Up to 70% of cyclists who were treated for a brain injury were not wearing a helmet at the time of their injury.

A study looked at admissions to the National Neurosurgical Centre at Beaumont Hospital in Dublin over a 30-month period.

It found 18 of the 26 cyclists sent for treatment were not wearing helmets, only two were, and the status of six patients was unknown.

The CEO of Acquired Brain Injury Ireland, Barbara O'Connell, is not surprised by the findings.

Ms O'Connell said: "It's great that we now have very clear research indicating the risk of not wearing your helmet, so I'm delighted about that this morning.

"People think when they come off their bicycles that they have been knocked off. For many people it could be a pedestrian stepping out in front of them, it could be a rock on the road or a pothole."

"Nobody ever thinks a brain injury will happen to them and yet it happens to 52 people in this country every day."

Ms O'Connell said people need to take personal responsibility.
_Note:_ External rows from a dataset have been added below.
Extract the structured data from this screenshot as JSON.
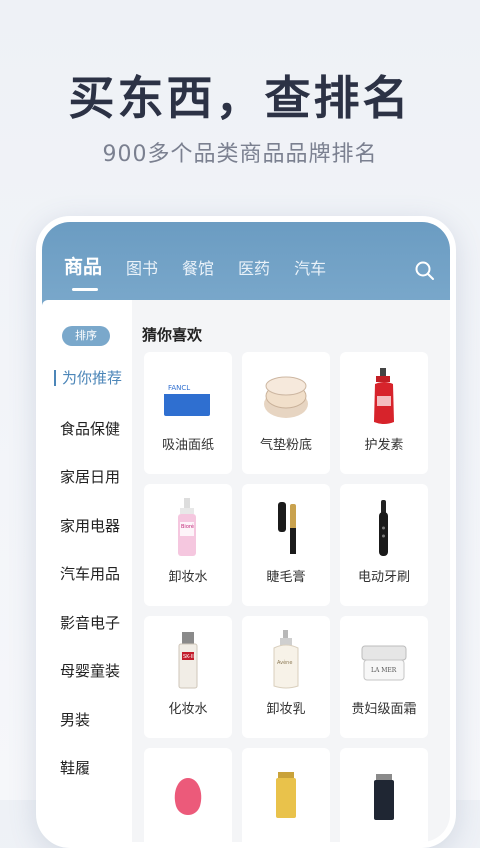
{
  "hero": {
    "title": "买东西，查排名",
    "subtitle": "900多个品类商品品牌排名"
  },
  "tabs": [
    {
      "label": "商品",
      "active": true
    },
    {
      "label": "图书"
    },
    {
      "label": "餐馆"
    },
    {
      "label": "医药"
    },
    {
      "label": "汽车"
    }
  ],
  "sidebar": {
    "sort_label": "排序",
    "items": [
      {
        "label": "为你推荐",
        "active": true
      },
      {
        "label": "食品保健"
      },
      {
        "label": "家居日用"
      },
      {
        "label": "家用电器"
      },
      {
        "label": "汽车用品"
      },
      {
        "label": "影音电子"
      },
      {
        "label": "母婴童装"
      },
      {
        "label": "男装"
      },
      {
        "label": "鞋履"
      }
    ]
  },
  "content": {
    "title": "猜你喜欢",
    "products": [
      {
        "label": "吸油面纸"
      },
      {
        "label": "气垫粉底"
      },
      {
        "label": "护发素"
      },
      {
        "label": "卸妆水"
      },
      {
        "label": "睫毛膏"
      },
      {
        "label": "电动牙刷"
      },
      {
        "label": "化妆水"
      },
      {
        "label": "卸妆乳"
      },
      {
        "label": "贵妇级面霜"
      },
      {
        "label": ""
      },
      {
        "label": ""
      },
      {
        "label": ""
      }
    ],
    "brand_text": {
      "fancl": "FANCL",
      "skii": "SK-II",
      "bioderma": "Bioré",
      "avene": "Avène",
      "lamer": "LA MER"
    }
  },
  "colors": {
    "header": "#7aa8cb",
    "accent": "#4c86b8",
    "title": "#2c3245"
  }
}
She said: "I think what people need to get the message about is helmets won't stop serious injury but it will reduce the effects afterwards, but you've got to take a common sense response here.

"We don't want to reduce cyclists, it's a healthy sport, but if people could take personal responsibility when they get on their bike in the morning to put a helmet on.

"I mean, to be honest, I've heard people saying to me 'oh I arrive in work with a helmet hairdo'. It could be as simple as that."